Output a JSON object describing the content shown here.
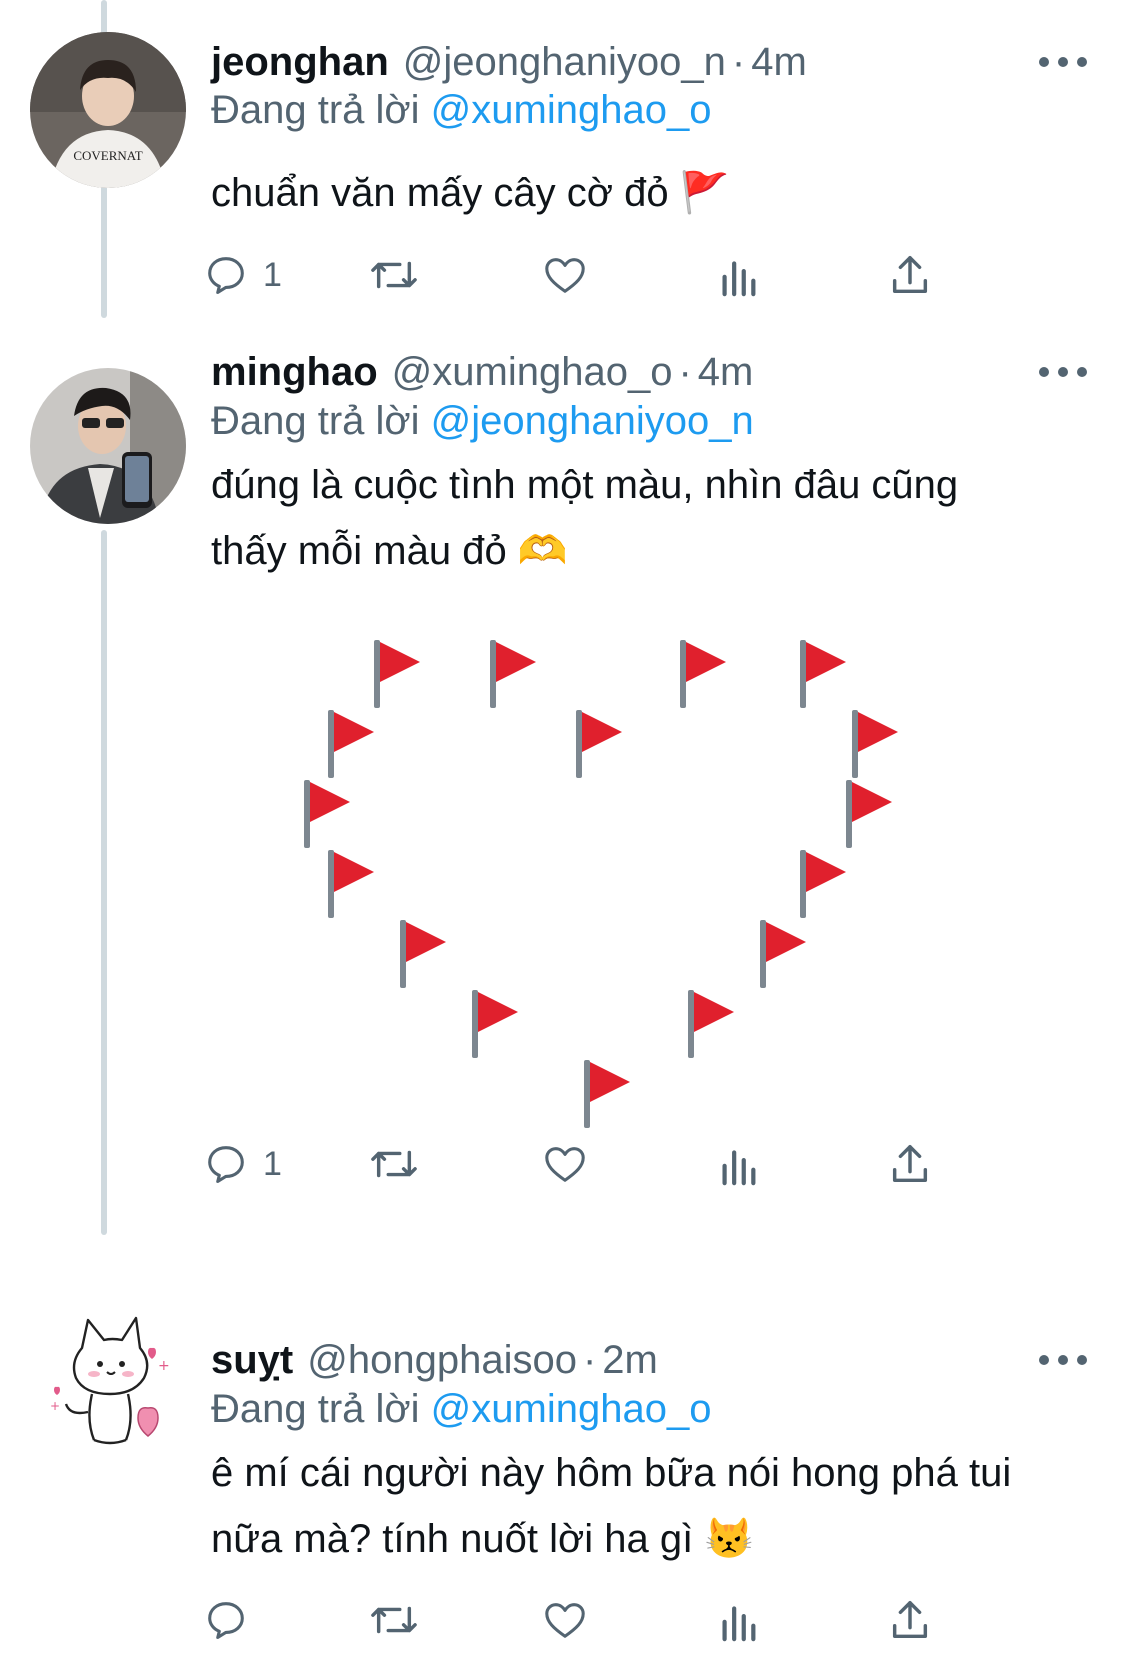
{
  "tweets": [
    {
      "name": "jeonghan",
      "handle": "@jeonghaniyoo_n",
      "separator": "·",
      "time": "4m",
      "replying_prefix": "Đang trả lời",
      "replying_to": "@xuminghao_o",
      "text": "chuẩn văn mấy cây cờ đỏ",
      "emoji": "🚩",
      "reply_count": "1",
      "avatar_shirt_text": "COVERNAT"
    },
    {
      "name": "minghao",
      "handle": "@xuminghao_o",
      "separator": "·",
      "time": "4m",
      "replying_prefix": "Đang trả lời",
      "replying_to": "@jeonghaniyoo_n",
      "text_line1": "đúng là cuộc tình một màu, nhìn đâu cũng",
      "text_line2": "thấy mỗi màu đỏ",
      "emoji": "🫶",
      "reply_count": "1",
      "image": {
        "description_icon": "red-flags-heart",
        "flag_count": 17
      }
    },
    {
      "name": "suỵt",
      "handle": "@hongphaisoo",
      "separator": "·",
      "time": "2m",
      "replying_prefix": "Đang trả lời",
      "replying_to": "@xuminghao_o",
      "text_line1": "ê mí cái người này hôm bữa nói hong phá tui",
      "text_line2": "nữa mà? tính nuốt lời ha gì",
      "emoji": "😾",
      "reply_count": ""
    }
  ],
  "icons": [
    "reply-icon",
    "retweet-icon",
    "like-icon",
    "views-icon",
    "share-icon",
    "more-icon"
  ],
  "colors": {
    "link": "#1d9bf0",
    "secondary": "#536471",
    "text": "#0f1419",
    "flag": "#e0202d",
    "thread_line": "#cfd9de"
  }
}
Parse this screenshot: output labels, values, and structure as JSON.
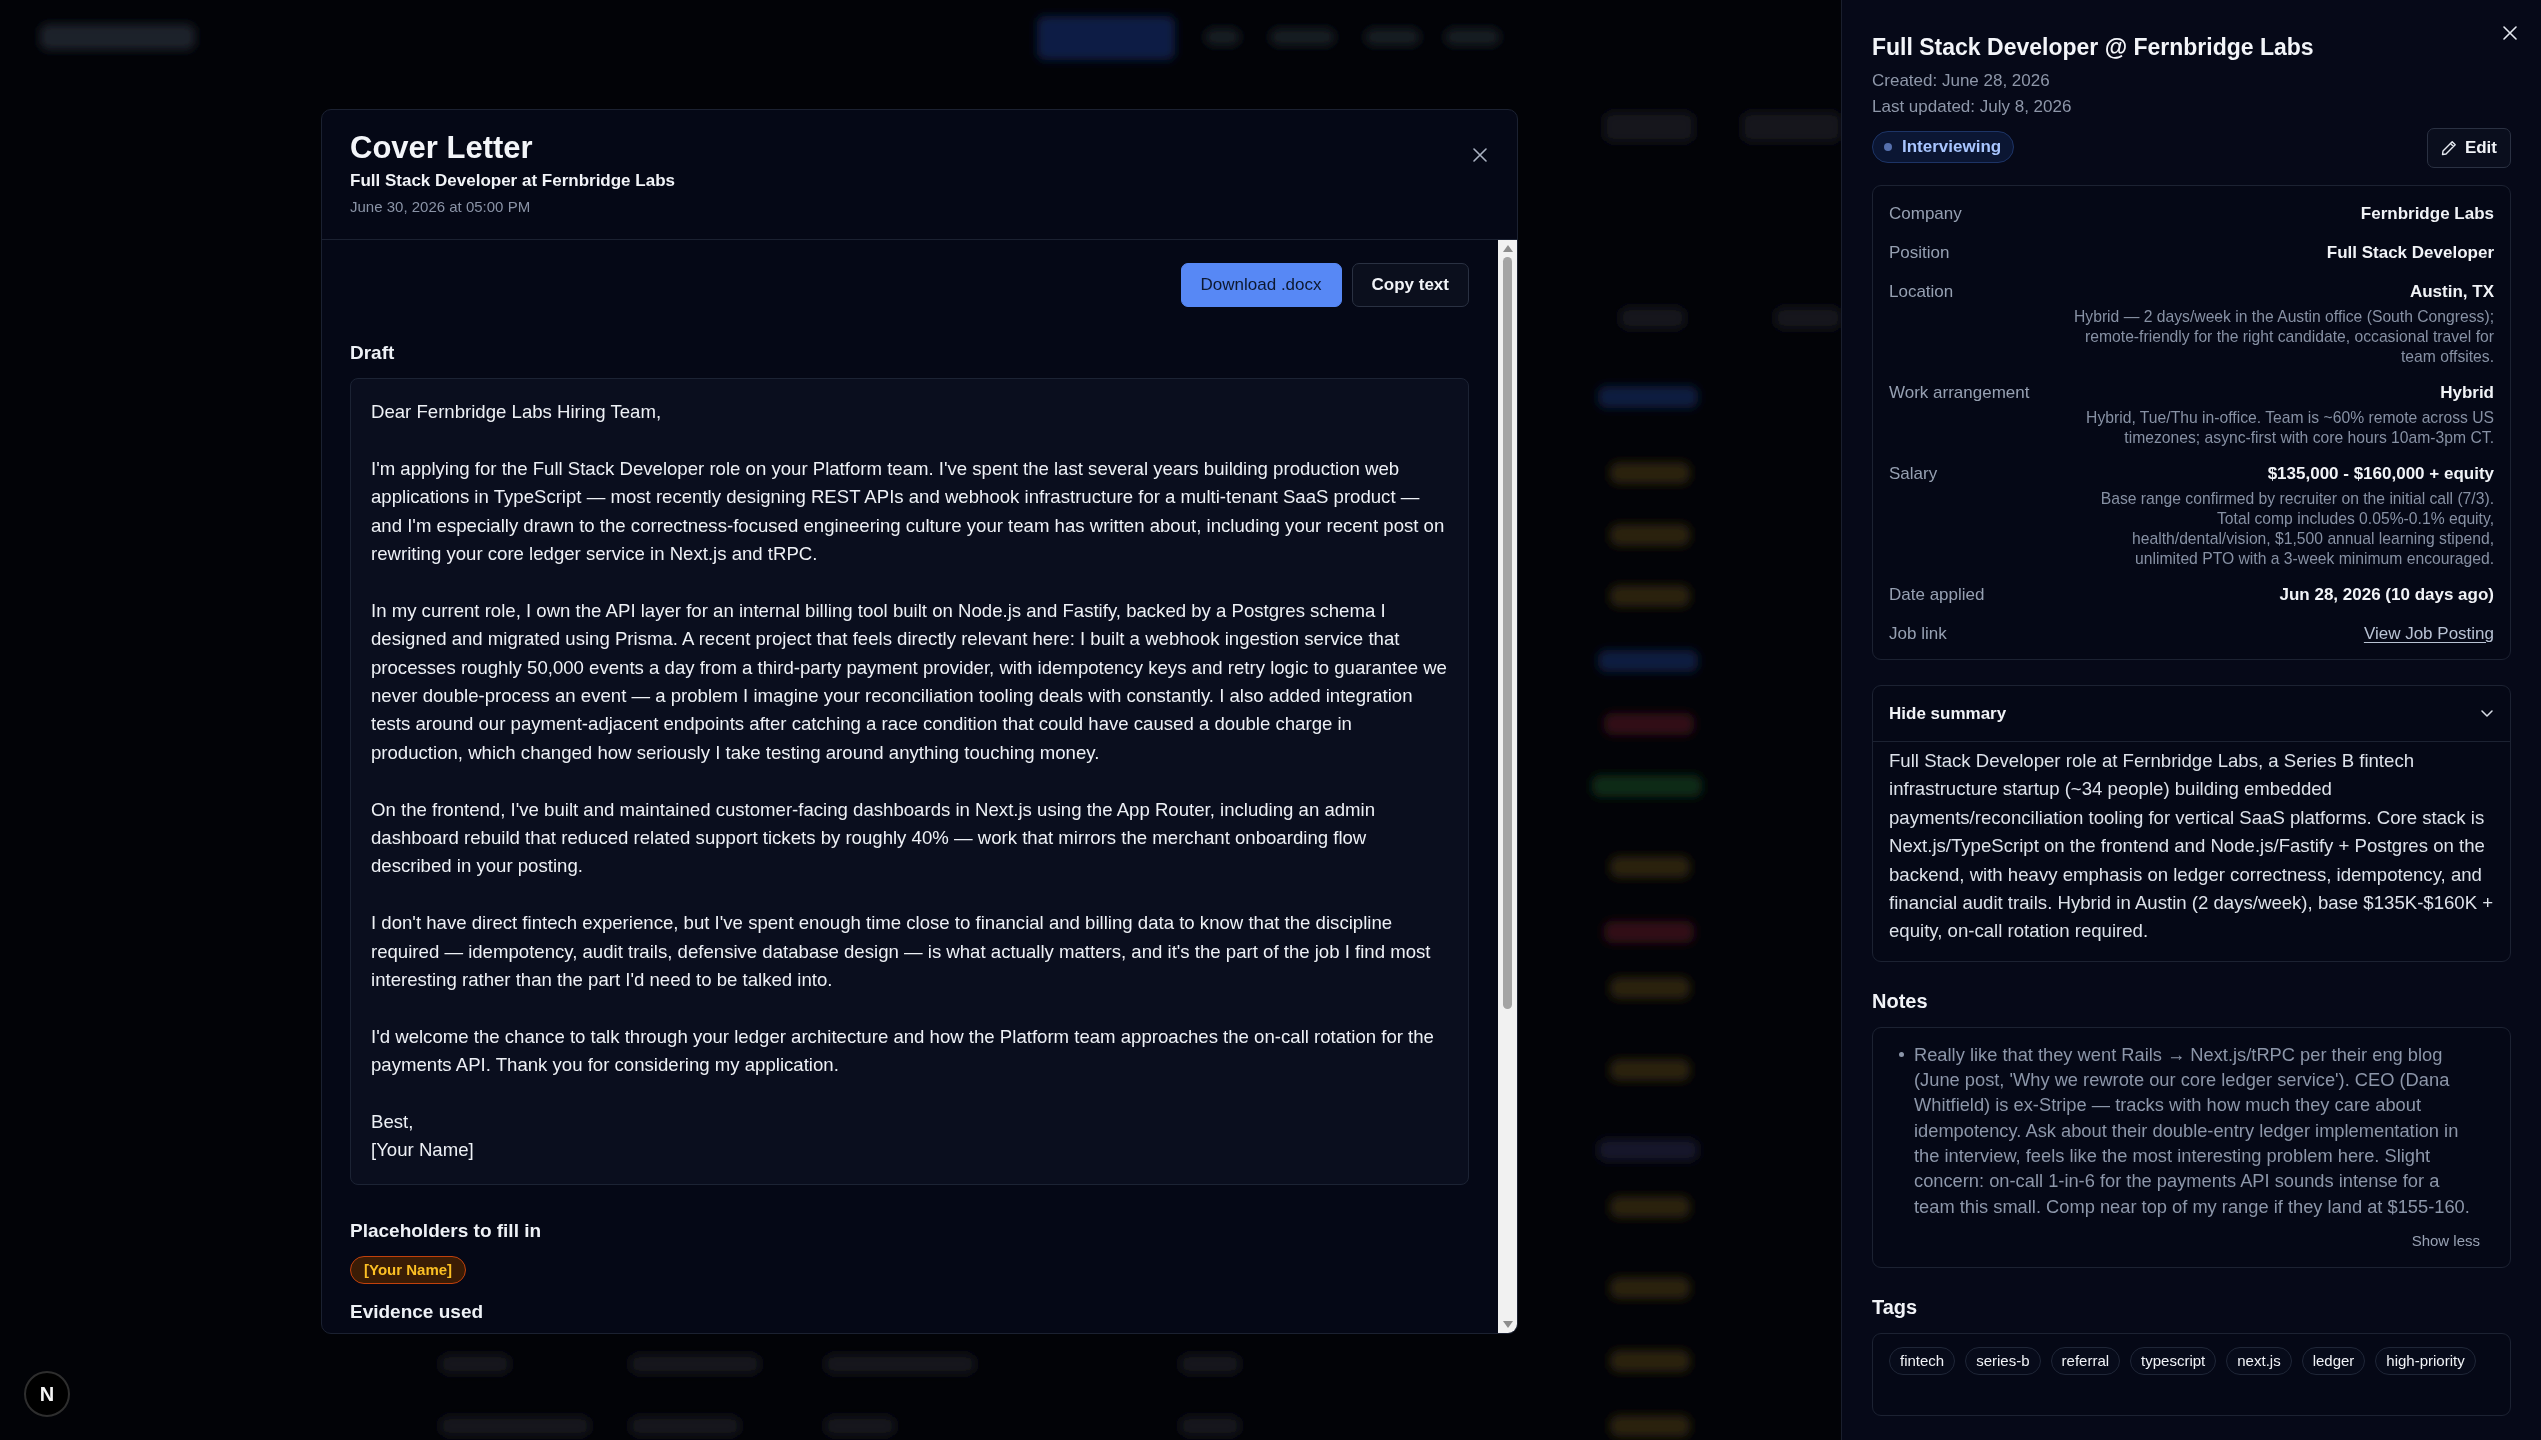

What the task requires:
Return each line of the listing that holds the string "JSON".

Answer box:
Output a JSON object describing the content shown here.
Parse this screenshot: output labels, values, and structure as JSON.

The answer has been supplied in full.